This is an awesome basic library that mimics the Arduino serial print functions to write strings to the Nokia 5110 LCD.
Note: In our previous projects using this Nokia LCD, such as the USB soldering iron from issue 16, we used the graphing library from Rinky Dink Electronics. The Rinky Dink library isn’t as simple compared to the library from Hossein, but it is many times more powerful and can enable you to use graphics and graphs. If you’re wanting to develop this project, we recommend you take a look at that Rinky Dink library.
The circuit is very similar to our first example, but we are now attaching the Nokia 5110 LCD.
The Nokia 5110 is controlled via the Phillips PCD8544 LCD controller, which is a 3.3V driver and should be powered by the 3.3V regulator on the Arduino Nano.
However, it should also ideally have a logic level shifter on the logic lines. For this project, we will negate the level shifter and just use some cheap resistors to make a voltage divider.
To do this, we can use the voltage divider formula:
Vout = (Vs x R1) / (R1 + R2)
We want to rearrange the formula to make R1 the subject, so it becomes:
R1 = ((R2 x Vs) / Vout) - R2
R2 is 10kΩ (pick a high value to reduce current wastage)
Vs = The supply voltage or 5V
Vout = the desired 3.3V
R1 = ((10k x 5) / 3.3) - 10k == R1 = 5.15KΩ
5.15kΩ isn’t a standard E12 value so we can just pick the closest which is 5.6kΩ. We didn’t have this in our SparkFun resistor kit, but it did have 4.7kΩ that would give an output of 3.4V, which will be fine for this situation.
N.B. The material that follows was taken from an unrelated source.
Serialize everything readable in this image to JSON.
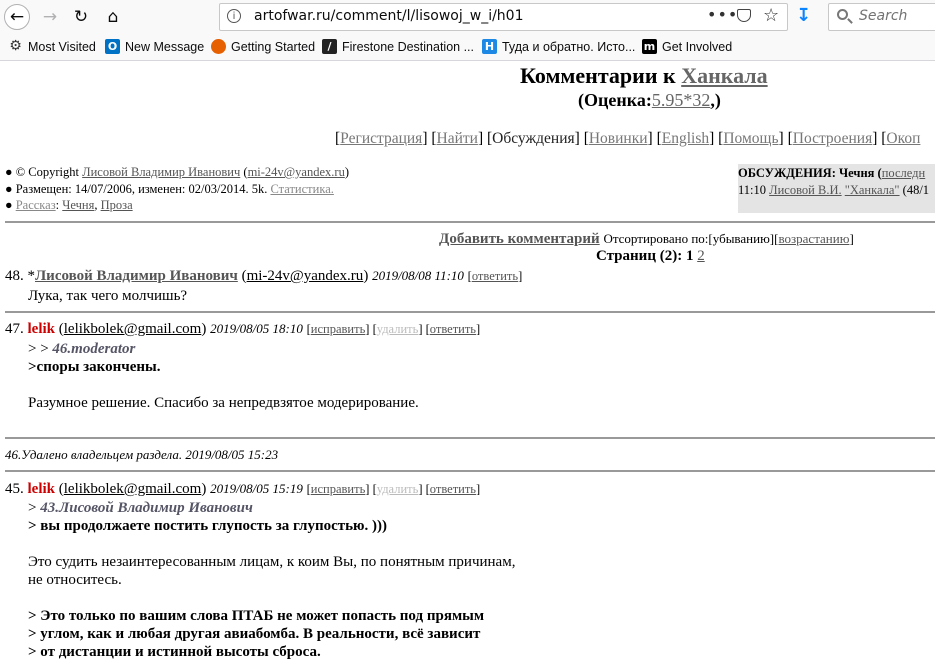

We chose to use 10kΩ and 4.7kΩ resistors to create our voltage divider/makeshift logic level converter.
WIRING THE CIRCUIT
Wire the sensor and LCD to your Nano:
To connect the LCD pins to the Arduino Nano via a voltage divider, consult this schematic.
With the circuit wired up, it’s now time to upload some code. We used example 5 from the SparkFun library which reads and displays the pulse rate on the serial monitor. We have modified the code that you can find on our website so that it will display the data on the LCD, as well as the serial monitor.
In this configuration the device was capable of reading and displaying the pulse rate on the LCD however, due to the breadboard construction it was very prone to erroneous readings.
The sensor is very sensitive to movement, so to avoid erroneous readings, ensure to use the included length of ribbon and spring-loaded toggle to firmly hold your finger or toe securely to the sensor.
If you don’t have the sensor properly secured, the readings will be sporadic and nonsensical, which is a very common issue with these sensors and most high impedance sensors.
This diagram shows some common erroneous pulse oximeter readings that you can expect when viewing the SpO2 data in graphical/plotting form.
We tested the current demands of the circuit and module separately using our Powertech lab bench supply, Uni-T UT804 bench multimeter, and Digitech DMM. The entire circuit, including the Arduino Nano, Nokia 5110 LCD, and the heartbeat monitor consumed 31mA when supplied with 4.96V.
We measured the sensor by itself and found that the module would draw 4.69mA with nothing touching the sensor. When supplied with 5.13V, this changed slightly to 5.81mA when the sensor had a finger on the sensor.
The sensor does not automatically enter any power saving modes and the datasheet does not suggest that any are available. This current demand appears high for a device that you see used as portable wearable devices.
It may be possible to lower the current to the two LEDs, and adjust the sample rate in software, to drop the overall power consumption, however, we have not experimented with this. We also read that it is also possible to software shut down the device to which the device will draw less than 0.7μA. If you’re planning on making a portable wearable device, we recommend you look into these functions to reduce the size of the battery you would require.
All in all, for its $10 price point, this little sensor was enjoyable to experiment with. Whilst it’s clearly not going to replace a specifically designed medical device, it could be very useful for designing your own exercise routine, fitness tracker or even just logging your SpO2 and heartbeat for fun.